# [Exercise data]
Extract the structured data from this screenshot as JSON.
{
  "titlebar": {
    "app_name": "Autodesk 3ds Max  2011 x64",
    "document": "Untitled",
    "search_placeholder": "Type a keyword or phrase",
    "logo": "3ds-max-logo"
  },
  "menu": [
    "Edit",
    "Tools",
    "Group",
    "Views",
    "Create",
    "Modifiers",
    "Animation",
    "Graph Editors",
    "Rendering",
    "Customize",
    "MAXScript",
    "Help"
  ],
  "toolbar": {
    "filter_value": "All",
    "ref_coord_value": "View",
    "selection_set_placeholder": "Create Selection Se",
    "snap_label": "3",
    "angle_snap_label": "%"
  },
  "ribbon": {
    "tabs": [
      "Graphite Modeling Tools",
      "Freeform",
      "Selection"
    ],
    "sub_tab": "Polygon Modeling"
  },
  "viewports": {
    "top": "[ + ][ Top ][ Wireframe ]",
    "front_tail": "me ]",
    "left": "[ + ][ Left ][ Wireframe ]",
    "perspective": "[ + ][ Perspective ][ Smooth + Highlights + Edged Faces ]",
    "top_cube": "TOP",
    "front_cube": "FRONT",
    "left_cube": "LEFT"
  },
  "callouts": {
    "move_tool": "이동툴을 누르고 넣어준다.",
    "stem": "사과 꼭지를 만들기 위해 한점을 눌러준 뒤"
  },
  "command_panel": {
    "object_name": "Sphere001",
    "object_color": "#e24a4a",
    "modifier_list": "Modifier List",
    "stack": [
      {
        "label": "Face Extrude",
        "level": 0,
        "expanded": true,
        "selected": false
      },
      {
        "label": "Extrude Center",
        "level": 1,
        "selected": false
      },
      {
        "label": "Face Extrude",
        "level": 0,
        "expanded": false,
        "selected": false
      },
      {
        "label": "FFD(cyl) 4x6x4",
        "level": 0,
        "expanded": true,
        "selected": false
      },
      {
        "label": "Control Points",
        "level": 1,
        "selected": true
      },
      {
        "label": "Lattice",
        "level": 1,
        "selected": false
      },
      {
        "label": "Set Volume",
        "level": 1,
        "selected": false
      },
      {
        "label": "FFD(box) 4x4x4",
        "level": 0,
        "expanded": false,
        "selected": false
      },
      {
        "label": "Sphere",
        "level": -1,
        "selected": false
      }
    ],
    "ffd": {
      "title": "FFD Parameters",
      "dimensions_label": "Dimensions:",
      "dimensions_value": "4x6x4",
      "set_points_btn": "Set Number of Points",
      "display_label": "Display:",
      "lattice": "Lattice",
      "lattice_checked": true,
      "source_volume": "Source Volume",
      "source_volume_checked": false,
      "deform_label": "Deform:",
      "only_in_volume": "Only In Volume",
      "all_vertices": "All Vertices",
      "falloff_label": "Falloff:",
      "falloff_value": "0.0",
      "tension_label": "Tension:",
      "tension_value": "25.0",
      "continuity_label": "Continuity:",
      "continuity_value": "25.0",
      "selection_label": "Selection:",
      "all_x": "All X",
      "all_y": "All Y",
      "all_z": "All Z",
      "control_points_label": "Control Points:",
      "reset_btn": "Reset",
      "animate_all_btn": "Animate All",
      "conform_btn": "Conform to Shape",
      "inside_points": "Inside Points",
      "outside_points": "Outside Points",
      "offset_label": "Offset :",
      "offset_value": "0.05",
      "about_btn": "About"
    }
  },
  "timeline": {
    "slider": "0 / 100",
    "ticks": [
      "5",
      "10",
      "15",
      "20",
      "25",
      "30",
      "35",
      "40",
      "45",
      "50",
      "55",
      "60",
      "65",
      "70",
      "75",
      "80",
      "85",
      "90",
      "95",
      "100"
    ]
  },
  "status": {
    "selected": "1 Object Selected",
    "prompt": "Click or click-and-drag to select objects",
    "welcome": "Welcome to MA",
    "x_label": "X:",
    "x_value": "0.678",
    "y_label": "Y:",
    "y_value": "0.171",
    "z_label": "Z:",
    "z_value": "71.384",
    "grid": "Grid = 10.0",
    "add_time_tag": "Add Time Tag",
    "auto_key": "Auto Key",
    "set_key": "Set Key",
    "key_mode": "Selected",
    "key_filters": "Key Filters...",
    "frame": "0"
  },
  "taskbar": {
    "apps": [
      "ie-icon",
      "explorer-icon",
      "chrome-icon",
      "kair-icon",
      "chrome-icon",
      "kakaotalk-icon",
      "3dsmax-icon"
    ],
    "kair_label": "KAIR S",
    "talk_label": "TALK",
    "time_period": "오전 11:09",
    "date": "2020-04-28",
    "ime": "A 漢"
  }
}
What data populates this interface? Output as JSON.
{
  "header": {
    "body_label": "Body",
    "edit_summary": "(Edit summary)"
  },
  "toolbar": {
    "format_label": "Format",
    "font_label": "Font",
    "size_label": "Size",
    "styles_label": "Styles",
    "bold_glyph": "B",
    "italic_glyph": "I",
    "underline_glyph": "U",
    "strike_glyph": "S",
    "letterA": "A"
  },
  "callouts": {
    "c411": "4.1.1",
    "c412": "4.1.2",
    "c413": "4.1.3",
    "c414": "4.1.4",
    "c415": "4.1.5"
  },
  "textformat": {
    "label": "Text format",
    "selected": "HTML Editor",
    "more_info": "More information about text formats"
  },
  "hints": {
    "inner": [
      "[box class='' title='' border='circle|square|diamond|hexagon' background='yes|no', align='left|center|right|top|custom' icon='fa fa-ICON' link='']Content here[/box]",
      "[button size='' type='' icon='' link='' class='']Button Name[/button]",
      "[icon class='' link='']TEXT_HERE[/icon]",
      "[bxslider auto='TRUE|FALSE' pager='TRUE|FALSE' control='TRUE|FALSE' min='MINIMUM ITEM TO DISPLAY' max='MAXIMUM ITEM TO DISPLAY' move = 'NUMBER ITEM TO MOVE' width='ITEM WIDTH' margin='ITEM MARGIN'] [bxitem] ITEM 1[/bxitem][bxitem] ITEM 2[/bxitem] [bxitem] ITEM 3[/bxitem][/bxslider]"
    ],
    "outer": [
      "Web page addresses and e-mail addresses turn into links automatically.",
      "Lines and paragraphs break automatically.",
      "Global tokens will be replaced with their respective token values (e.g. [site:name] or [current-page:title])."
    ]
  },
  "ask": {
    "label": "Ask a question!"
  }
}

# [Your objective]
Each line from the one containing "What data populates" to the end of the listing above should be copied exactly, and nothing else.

# [Answer to the exercise]
What data populates this interface? Output as JSON.
{
  "header": {
    "body_label": "Body",
    "edit_summary": "(Edit summary)"
  },
  "toolbar": {
    "format_label": "Format",
    "font_label": "Font",
    "size_label": "Size",
    "styles_label": "Styles",
    "bold_glyph": "B",
    "italic_glyph": "I",
    "underline_glyph": "U",
    "strike_glyph": "S",
    "letterA": "A"
  },
  "callouts": {
    "c411": "4.1.1",
    "c412": "4.1.2",
    "c413": "4.1.3",
    "c414": "4.1.4",
    "c415": "4.1.5"
  },
  "textformat": {
    "label": "Text format",
    "selected": "HTML Editor",
    "more_info": "More information about text formats"
  },
  "hints": {
    "inner": [
      "[box class='' title='' border='circle|square|diamond|hexagon' background='yes|no', align='left|center|right|top|custom' icon='fa fa-ICON' link='']Content here[/box]",
      "[button size='' type='' icon='' link='' class='']Button Name[/button]",
      "[icon class='' link='']TEXT_HERE[/icon]",
      "[bxslider auto='TRUE|FALSE' pager='TRUE|FALSE' control='TRUE|FALSE' min='MINIMUM ITEM TO DISPLAY' max='MAXIMUM ITEM TO DISPLAY' move = 'NUMBER ITEM TO MOVE' width='ITEM WIDTH' margin='ITEM MARGIN'] [bxitem] ITEM 1[/bxitem][bxitem] ITEM 2[/bxitem] [bxitem] ITEM 3[/bxitem][/bxslider]"
    ],
    "outer": [
      "Web page addresses and e-mail addresses turn into links automatically.",
      "Lines and paragraphs break automatically.",
      "Global tokens will be replaced with their respective token values (e.g. [site:name] or [current-page:title])."
    ]
  },
  "ask": {
    "label": "Ask a question!"
  }
}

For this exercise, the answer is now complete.